I walked through the doors of the local Tim Horton’s to meet my friend Josh for a night of writing bliss. Before I even sat down, or even said a word, he glanced up at me then looking taken aback.

“You got sleep last night didn’t you?” He asked. I nodded affirmatively.

Probably not the appropriate amount of sleep

I moved three weeks ago. My daughters were not sleeping (and still aren’t) for a variety of reasons, and I was spent on house projects, and lack of sleep. Through all of this I barely wrote. I ate terrible food, (insert your fast food kryptonite here) did not exercise (I was sanding wood floors and redoing my kitchen, however) and slept little.

Which brings me back to Josh’s comment at the beginning of the post. That night I wrote well. I put in eight hundred words on my novel, and when I reviewed them the next day they were better than I expected. This made me stop and think.

What would happen to my writing if I slept well all of the time? What would happen if I was a healthy writer?

I am not a health nut. I am not a person who obsesses over portion sizes and calories. But I can tell the difference in my body when I eat junk for a while and when I eat fresh produce and drink the proper amount of water. I don’t have caffeine head aches. I don’t have an upset stomach.

What would happen to my writing if I ate well all of the time? How would that impact my writing?

an Apple a day…

A month ago I ran a 5K race. It was very satisfying. I believe that the struggle of a sport or 5K builds motivation in other areas of life. Also, running, while sounding torturous, can be fun. It also gives me time to collect my thoughts and not be distracted, providing a great opportunity to mull over a particular part of my story.

What would happen to my writing if I exercised regularly?

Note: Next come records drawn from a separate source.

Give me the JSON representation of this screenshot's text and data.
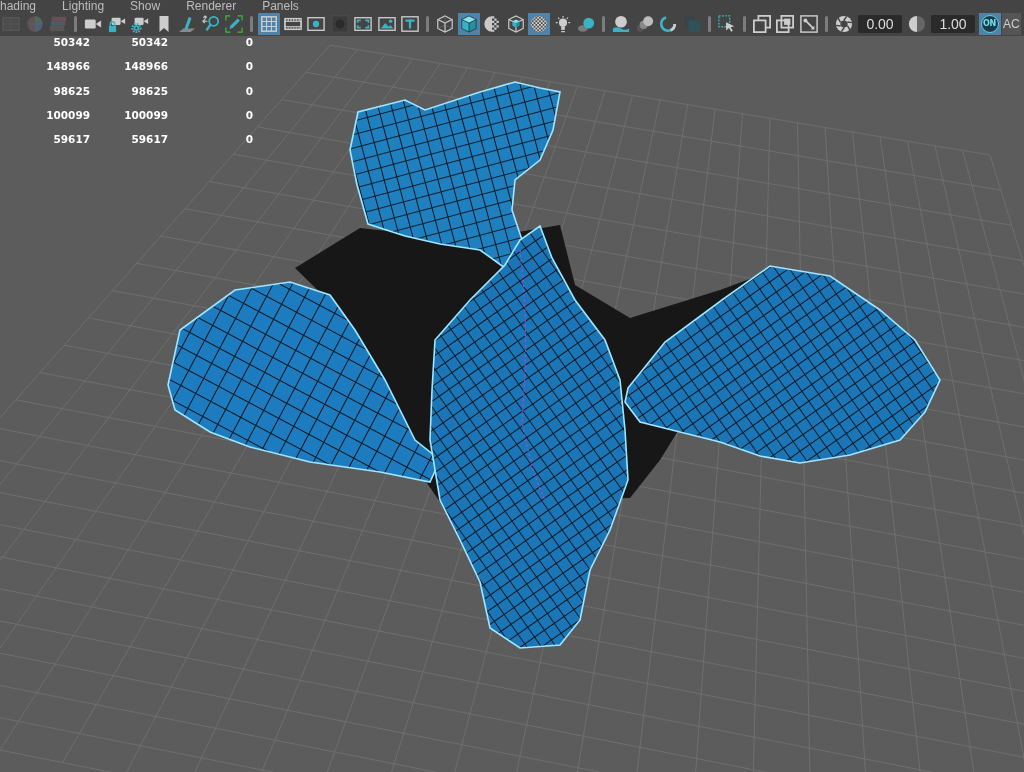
{
  "menu_bar": {
    "items": [
      "hading",
      "Lighting",
      "Show",
      "Renderer",
      "Panels"
    ]
  },
  "toolbar": {
    "items": [
      {
        "kind": "button",
        "selected": false
      },
      {
        "kind": "button",
        "selected": false
      },
      {
        "kind": "button",
        "selected": false
      },
      {
        "kind": "separator"
      },
      {
        "kind": "button",
        "selected": false
      },
      {
        "kind": "button",
        "selected": false
      },
      {
        "kind": "button",
        "selected": false
      },
      {
        "kind": "button",
        "selected": false
      },
      {
        "kind": "button",
        "selected": false
      },
      {
        "kind": "button",
        "selected": false
      },
      {
        "kind": "button",
        "selected": false
      },
      {
        "kind": "separator"
      },
      {
        "kind": "button",
        "selected": true
      },
      {
        "kind": "button",
        "selected": false
      },
      {
        "kind": "button",
        "selected": false
      },
      {
        "kind": "button",
        "selected": false
      },
      {
        "kind": "button",
        "selected": false
      },
      {
        "kind": "button",
        "selected": false
      },
      {
        "kind": "button",
        "selected": false
      },
      {
        "kind": "separator"
      },
      {
        "kind": "button",
        "selected": false
      },
      {
        "kind": "button",
        "selected": true
      },
      {
        "kind": "button",
        "selected": false
      },
      {
        "kind": "button",
        "selected": false
      },
      {
        "kind": "button",
        "selected": true
      },
      {
        "kind": "button",
        "selected": false
      },
      {
        "kind": "button",
        "selected": false
      },
      {
        "kind": "separator"
      },
      {
        "kind": "button",
        "selected": false
      },
      {
        "kind": "button",
        "selected": false
      },
      {
        "kind": "button",
        "selected": false
      },
      {
        "kind": "button",
        "selected": false
      },
      {
        "kind": "separator"
      },
      {
        "kind": "button",
        "selected": false
      },
      {
        "kind": "separator"
      },
      {
        "kind": "button",
        "selected": false
      },
      {
        "kind": "button",
        "selected": false
      },
      {
        "kind": "button",
        "selected": false
      },
      {
        "kind": "separator"
      },
      {
        "kind": "button",
        "selected": false
      },
      {
        "kind": "field",
        "value": "0.00"
      },
      {
        "kind": "button",
        "selected": false
      },
      {
        "kind": "field",
        "value": "1.00"
      },
      {
        "kind": "toggle",
        "label": "ON",
        "selected": true
      },
      {
        "kind": "label",
        "text": "AC"
      }
    ]
  },
  "stats": {
    "rows": [
      {
        "column_1": "50342",
        "column_2": "50342",
        "column_3": "0"
      },
      {
        "column_1": "148966",
        "column_2": "148966",
        "column_3": "0"
      },
      {
        "column_1": "98625",
        "column_2": "98625",
        "column_3": "0"
      },
      {
        "column_1": "100099",
        "column_2": "100099",
        "column_3": "0"
      },
      {
        "column_1": "59617",
        "column_2": "59617",
        "column_3": "0"
      }
    ]
  }
}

These three things are not imperative to the writer. But, I believe being healthy may help me be a better writer. The master sleuth lived on opium and liquor, and the occasional embalming fluid. I wonder how he would have functioned had he ate fresh vegetables and got the proper amount of sleep?



The Cure for the Monday Blues

Monday presents many challenges. The morning rush, another week of school, and another week of work. These can greet us like a finger in the eye. However, I would like to use this blog to provide a little comedy along the way.

If you went bowling this weekend, this is for you. If not, it is for you all the same.

and if you went camping…